Credit: Radiological Society of North America
Large vessel occlusion strokes occur when a clot travels up from the heart or the neck and blocks blood flow in one of the large arteries providing blood to the brain. These strokes affect about 100,000 people in the United States every year and are responsible for most stroke-related deaths and long-term disabilities.
Endovascular thrombectomy, a treatment in which a tube is inserted into the blocked vessel to remove or destroy the clot, is highly effective for treating large vessel occlusions, but it has limitations. "Thrombectomy is over 90% effective if we get to the patient in time," said study co-first author R. Gilberto Gonzalez M.D., Ph.D., from the Department of Radiology at Massachusetts General Hospital (MGH) in Boston. "The problem is, we're only treating less than 10% of the people who might benefit."
One reason for the shortfall is the difficulty in the challenge in determining which patients need the treatment right away and which can wait—a function of how fast the brain injury, known as the ischemic core, is growing.
In a previous study, Dr. Gonzalez and colleagues discovered that the ischemic core grows very slowly in a significant subset of patients, meaning they can still benefit from thrombectomy 24 hours or more after the blockage occurs.
To learn more about how to identify these patients, Dr. Gonzalez, study co-first author Robert W. Regenhardt, M.D., Ph.D., a neuroendovascular fellow at MGH, and colleagues looked at results from 31 stroke patients who upon admission underwent computed tomography angiography (CTA), an imaging technique commonly available in hospitals. The patients also had MRIs at four time points over the next two days to track ischemic growth.

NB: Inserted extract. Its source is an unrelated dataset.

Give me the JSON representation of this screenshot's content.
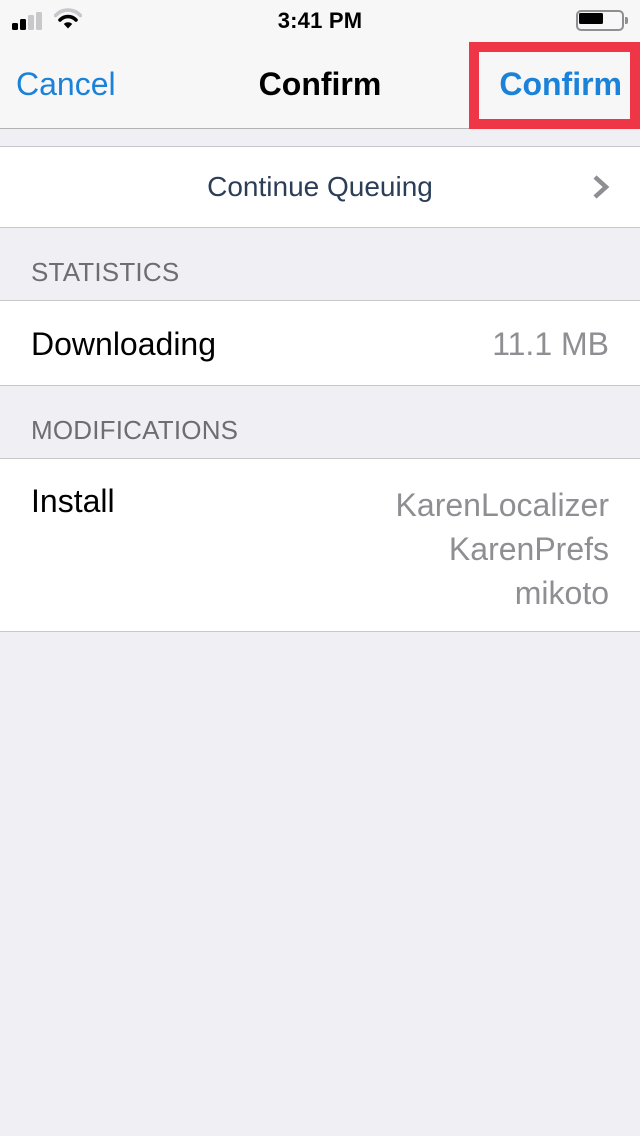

Results revealed a strong link between ischemic core growth and blood flow in the collateral blood vessels, smaller blood vessels recruited by the brain to make up for the loss of flow through the large vessels. A symmetric collateral pattern was strongly associated with slow growing, highly treatable ischemic cores.
"Our data shows that in almost half of patients, the core grows very slowly," Dr. Gonzalez said. "That's a huge number of people who are potentially treatable."

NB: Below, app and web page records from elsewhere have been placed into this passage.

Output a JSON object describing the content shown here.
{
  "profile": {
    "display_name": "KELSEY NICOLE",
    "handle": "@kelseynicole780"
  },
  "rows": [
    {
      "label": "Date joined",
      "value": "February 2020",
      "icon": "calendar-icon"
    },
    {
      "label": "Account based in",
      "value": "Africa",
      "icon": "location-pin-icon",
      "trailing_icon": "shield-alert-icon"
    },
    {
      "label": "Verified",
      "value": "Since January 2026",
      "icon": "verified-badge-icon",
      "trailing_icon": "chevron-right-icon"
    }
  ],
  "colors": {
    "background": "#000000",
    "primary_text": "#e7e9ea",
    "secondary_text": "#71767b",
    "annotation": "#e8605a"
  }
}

Because CTA is widely available, patterns derived from it offer a potential lifeline for the tens of thousands of stroke victims who live in areas with no access to advanced imaging like CT perfusion and MRI. In theory, any person with a stroke who shows up at a hospital with limited facilities and gets CT and CTA could be quickly identified as having a good collateral circulation pattern, and then transferred to another hospital and treated.
"With CT angiography, we've found a way that's widely available to identify these slow progressors," Dr. Gonzalez said. "Now, a large number of patients with the most severe type of strokes can be treated."
The researchers are currently working on an artificial intelligence algorithm that can automatically detect the specific patterns of collateral circulation associated with slower stroke progression. The algorithm can be run in the cloud so that any hospital can send data to it and get an evaluation within minutes.
"This method is very amenable to automation," Dr. Gonzalez said. "This is how I see it having a major effect and benefitting tens of thousands of people every year."
The study was published in Radiology.
Source: Radiological Society of North America